- Gottman, J. M. (2014). What predicts divorce?: The relationship between marital processes and marital outcomes. Psychology Press.
- Hyland, F., & Hyland, K. (2001). Sugaring the pill: Praise and criticism in written feedback. Journal of second language writing, 10(3), 185-212.
- Klein, S. R., Renshaw, K. D., & Curby, T. W. (2016). Emotion regulation and perceptions of hostile and constructive criticism in romantic relationships. Behavior Therapy, 47(2), 143-154.

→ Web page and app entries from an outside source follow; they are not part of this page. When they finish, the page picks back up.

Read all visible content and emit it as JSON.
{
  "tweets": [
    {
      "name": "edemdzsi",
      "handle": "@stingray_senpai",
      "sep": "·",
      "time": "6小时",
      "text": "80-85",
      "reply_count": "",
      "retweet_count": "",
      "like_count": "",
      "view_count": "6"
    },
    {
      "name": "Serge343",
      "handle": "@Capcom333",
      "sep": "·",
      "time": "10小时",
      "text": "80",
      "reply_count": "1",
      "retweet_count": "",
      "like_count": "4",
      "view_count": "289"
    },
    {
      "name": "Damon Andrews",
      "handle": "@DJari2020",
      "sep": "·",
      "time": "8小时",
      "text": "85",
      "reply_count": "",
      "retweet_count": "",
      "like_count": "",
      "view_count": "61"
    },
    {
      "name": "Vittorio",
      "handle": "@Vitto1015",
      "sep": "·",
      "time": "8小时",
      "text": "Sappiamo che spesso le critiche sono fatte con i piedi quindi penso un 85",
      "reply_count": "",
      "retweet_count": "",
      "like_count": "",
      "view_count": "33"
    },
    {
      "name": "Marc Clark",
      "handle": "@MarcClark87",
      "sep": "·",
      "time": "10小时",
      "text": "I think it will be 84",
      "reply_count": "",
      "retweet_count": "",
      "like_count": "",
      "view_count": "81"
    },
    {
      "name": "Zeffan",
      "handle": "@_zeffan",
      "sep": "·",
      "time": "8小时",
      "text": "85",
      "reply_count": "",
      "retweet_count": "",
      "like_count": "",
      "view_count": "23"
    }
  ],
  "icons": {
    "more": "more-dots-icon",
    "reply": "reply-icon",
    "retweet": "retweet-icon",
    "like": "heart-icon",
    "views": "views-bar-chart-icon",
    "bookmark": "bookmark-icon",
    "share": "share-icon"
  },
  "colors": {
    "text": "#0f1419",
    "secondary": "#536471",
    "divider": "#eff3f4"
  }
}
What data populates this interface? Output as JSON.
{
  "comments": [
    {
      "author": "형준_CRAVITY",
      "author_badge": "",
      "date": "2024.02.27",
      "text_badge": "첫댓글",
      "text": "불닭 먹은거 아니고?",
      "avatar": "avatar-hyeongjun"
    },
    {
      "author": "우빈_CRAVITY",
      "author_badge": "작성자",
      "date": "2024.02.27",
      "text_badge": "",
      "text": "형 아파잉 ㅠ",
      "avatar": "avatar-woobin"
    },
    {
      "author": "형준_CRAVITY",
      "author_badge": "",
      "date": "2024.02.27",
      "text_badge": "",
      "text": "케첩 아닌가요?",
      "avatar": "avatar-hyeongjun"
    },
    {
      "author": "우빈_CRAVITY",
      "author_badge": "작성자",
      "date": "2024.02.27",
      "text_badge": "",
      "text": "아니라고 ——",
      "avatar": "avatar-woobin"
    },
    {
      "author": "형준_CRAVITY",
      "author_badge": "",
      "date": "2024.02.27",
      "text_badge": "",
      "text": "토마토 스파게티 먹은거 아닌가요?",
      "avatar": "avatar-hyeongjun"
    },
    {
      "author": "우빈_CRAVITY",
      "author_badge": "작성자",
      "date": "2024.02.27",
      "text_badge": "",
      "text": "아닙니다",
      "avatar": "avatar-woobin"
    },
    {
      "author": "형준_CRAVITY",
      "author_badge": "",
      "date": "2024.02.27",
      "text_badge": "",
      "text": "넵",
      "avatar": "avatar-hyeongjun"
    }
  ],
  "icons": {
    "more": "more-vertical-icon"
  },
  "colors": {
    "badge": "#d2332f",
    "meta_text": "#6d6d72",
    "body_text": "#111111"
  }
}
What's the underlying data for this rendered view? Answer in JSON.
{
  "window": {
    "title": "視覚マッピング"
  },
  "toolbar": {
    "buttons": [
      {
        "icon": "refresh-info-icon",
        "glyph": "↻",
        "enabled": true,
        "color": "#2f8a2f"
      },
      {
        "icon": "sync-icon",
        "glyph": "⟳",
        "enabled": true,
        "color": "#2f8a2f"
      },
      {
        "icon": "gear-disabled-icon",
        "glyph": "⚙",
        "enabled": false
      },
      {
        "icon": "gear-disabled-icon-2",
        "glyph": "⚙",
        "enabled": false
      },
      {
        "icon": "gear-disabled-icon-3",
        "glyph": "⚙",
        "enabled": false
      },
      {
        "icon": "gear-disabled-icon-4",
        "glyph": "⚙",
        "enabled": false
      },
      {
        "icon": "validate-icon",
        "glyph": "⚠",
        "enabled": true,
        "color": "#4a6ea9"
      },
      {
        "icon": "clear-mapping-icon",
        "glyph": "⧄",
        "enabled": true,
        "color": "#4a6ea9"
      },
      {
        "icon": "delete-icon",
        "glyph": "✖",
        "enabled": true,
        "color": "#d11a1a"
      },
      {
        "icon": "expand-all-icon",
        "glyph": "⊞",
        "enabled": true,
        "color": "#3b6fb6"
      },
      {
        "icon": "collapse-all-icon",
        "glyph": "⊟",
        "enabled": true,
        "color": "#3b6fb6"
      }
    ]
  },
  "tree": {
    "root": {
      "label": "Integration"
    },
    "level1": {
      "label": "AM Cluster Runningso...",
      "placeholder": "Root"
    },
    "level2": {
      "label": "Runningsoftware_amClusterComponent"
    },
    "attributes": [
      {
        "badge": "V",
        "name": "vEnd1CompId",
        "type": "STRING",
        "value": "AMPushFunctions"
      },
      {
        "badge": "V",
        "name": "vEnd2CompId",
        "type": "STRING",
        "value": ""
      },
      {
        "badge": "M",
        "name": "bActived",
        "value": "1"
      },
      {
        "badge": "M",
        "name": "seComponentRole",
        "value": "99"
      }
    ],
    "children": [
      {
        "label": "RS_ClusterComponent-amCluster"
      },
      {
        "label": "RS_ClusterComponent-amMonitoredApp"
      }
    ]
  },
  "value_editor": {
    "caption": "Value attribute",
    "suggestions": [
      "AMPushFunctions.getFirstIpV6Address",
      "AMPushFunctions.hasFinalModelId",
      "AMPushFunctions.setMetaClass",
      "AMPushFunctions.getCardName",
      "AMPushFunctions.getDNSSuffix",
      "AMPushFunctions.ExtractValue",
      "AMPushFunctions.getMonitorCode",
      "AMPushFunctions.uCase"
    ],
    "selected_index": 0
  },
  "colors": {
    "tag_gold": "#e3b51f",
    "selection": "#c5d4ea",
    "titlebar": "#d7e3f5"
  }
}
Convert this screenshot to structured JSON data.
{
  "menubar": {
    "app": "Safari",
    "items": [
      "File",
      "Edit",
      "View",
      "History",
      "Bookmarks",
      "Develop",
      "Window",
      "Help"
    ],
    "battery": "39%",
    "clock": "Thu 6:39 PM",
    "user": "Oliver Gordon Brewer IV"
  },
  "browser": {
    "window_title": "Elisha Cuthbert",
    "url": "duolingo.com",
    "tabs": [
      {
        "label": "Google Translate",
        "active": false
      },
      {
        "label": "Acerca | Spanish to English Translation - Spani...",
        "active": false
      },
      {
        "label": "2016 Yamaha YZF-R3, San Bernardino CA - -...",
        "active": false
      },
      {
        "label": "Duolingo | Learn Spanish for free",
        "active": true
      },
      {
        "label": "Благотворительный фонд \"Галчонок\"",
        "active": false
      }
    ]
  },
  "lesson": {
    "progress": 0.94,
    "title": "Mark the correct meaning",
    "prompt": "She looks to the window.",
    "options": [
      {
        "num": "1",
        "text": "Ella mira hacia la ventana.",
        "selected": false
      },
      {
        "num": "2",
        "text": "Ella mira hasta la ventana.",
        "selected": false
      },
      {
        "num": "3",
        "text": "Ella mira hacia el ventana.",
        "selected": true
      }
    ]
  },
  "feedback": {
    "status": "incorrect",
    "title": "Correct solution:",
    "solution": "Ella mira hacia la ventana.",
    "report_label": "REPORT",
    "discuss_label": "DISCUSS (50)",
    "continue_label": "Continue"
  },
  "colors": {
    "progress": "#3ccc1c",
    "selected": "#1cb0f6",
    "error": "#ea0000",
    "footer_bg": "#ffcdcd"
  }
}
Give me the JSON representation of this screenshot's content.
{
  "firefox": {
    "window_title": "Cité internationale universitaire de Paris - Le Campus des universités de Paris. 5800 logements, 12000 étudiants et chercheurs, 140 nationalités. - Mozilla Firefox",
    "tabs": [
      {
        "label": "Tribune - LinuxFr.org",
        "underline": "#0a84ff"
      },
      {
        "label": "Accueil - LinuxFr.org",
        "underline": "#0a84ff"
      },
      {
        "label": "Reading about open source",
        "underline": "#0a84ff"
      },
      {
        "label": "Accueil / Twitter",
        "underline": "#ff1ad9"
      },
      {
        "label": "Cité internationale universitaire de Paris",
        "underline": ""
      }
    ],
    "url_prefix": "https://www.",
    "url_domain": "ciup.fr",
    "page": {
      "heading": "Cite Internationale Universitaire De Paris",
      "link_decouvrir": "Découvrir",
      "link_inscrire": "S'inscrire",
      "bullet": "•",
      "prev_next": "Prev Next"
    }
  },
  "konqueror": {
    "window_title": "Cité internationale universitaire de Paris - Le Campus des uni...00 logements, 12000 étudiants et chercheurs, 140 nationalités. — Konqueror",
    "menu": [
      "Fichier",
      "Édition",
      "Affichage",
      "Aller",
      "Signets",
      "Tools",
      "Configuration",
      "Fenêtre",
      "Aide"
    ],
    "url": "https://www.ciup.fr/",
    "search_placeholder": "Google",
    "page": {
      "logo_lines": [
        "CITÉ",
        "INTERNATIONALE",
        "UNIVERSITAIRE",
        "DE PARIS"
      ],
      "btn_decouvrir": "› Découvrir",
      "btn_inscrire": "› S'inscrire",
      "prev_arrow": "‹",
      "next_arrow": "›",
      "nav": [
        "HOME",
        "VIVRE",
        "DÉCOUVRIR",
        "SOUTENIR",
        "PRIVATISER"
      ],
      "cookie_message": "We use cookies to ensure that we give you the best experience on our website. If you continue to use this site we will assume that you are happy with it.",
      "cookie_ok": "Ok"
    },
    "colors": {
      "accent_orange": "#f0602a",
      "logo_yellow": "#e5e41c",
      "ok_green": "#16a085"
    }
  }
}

- Greenberg, M. (Ph.D). (2014). The 30 Most Common Reasons People Might Criticize You. https://www.psychologytoday.com/gb/blog/the-mindful-self-express/201408/the-30-most-common-reasons-people-might-criticize-you
- Whelton, W. J. Greenberg, L. S. (2005). Emotion in self-criticism. Personality and Individual Differences. Volume 38, Issue 7, Pages 1583-1595, ISSN 0191-8869, https://doi.org/10.1016/j.paid.2004.09.024.
Website Author and Your Guide
Karl Perera is a fully qualified Life Coach (DipLC), Teacher (MA), and author of the book Self Esteem Secrets. He has taught at various universities including Durham, Leicester and Anglia Ruskin, Cambridge. He has run More-SelfEsteem.com since 1997 since suffering from low self esteem for more than 25 years overcoming it in his thirties.